Fitch would go on to win his next two fights before getting a chance to challenge for the WSOF Welterweight Championship against Rousimar Palhares. He lost the fight via kneebar in just :90 seconds, thought that’s really nothing to be ashamed of either, Rousimar is probably the number one leg lock artist in MMA. Ryan Hall and Marcin Held are up there too, but man he’s a dangerous BJJ player, you don’t want him getting ahold of any limbs. Fitch went from 23-3 (1 NC) to going 3-4-1 in his next eight, it seemed as if he just didn’t have it anymore. However, since then, which was in late 2014, he hasn’t lost.
He’s gone 5-0 since, and against some good competition too. He defeated former UFC and WSOF Middleweight title challenger Yushin Okami in his next outing, which was the WSOF Welterweight title eliminator. He won the WSOF belt in his next fight, and defended it against former multiple time world champion, Jake Shields, before the WSOF changed their name, and was now called PFL. He defended his PFL belt once, against Brian Foster, before making the move to Bellator. He, like Rory, made his Bellator debut against Paul Daley, and he, like Rory, also defeated him. Now he gets his shot against Rory MacDonald for the vacant Bellator Welterweight Championship.
Rory MacDonald (20-5) vs. Jon Fitch (31-7-1) 1 NC

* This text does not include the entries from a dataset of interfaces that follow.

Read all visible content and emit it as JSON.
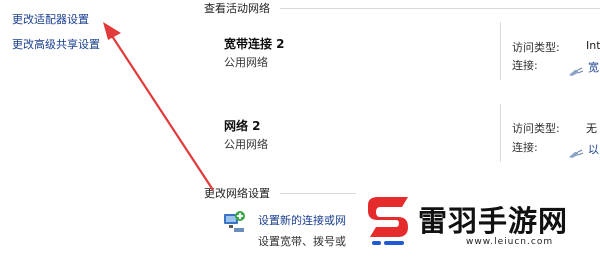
{
  "sidebar": {
    "links": [
      {
        "label": "更改适配器设置"
      },
      {
        "label": "更改高级共享设置"
      }
    ]
  },
  "active_networks": {
    "title": "查看活动网络",
    "items": [
      {
        "name": "宽带连接  2",
        "type": "公用网络",
        "access_label": "访问类型:",
        "access_value": "Int",
        "conn_label": "连接:",
        "conn_value": "宽"
      },
      {
        "name": "网络  2",
        "type": "公用网络",
        "access_label": "访问类型:",
        "access_value": "无",
        "conn_label": "连接:",
        "conn_value": "以"
      }
    ]
  },
  "change_settings": {
    "title": "更改网络设置",
    "setup_link": "设置新的连接或网",
    "setup_desc": "设置宽带、拨号或"
  },
  "watermark": {
    "text": "雷羽手游网",
    "url": "www.leiucn.com",
    "colors": {
      "red": "#e52b2b",
      "blue": "#1e5ad8"
    }
  },
  "annotation": {
    "arrow_color": "#e23a3a"
  }
}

This is a more interesting match up than many give it credit for; Jon was a top three welterweight in the world for four or five years straight, and the same with Rory really. Rory holds a black belt in no-gi BJJ, while Fitch holds a black belt in Guerrilla Jiu-Jitsu. You’d think Fitch would have the wrestling edge, but who knows? Demian Maia couldn’t do to Rory what he did to Fitch.
Rory was also previously the only man to ever take Tyron Woodley down, he can wrestle very well himself. The stand up obviously is in Rory’s favor, and they’re both 6′, with Rory having a two inch reach advantage. Who wins this one? Who moves further along in the Bellator Welterweight Gran Prix? Who will be the Bellator Welterweight Champion at the end of Saturday night? Tune in to find out!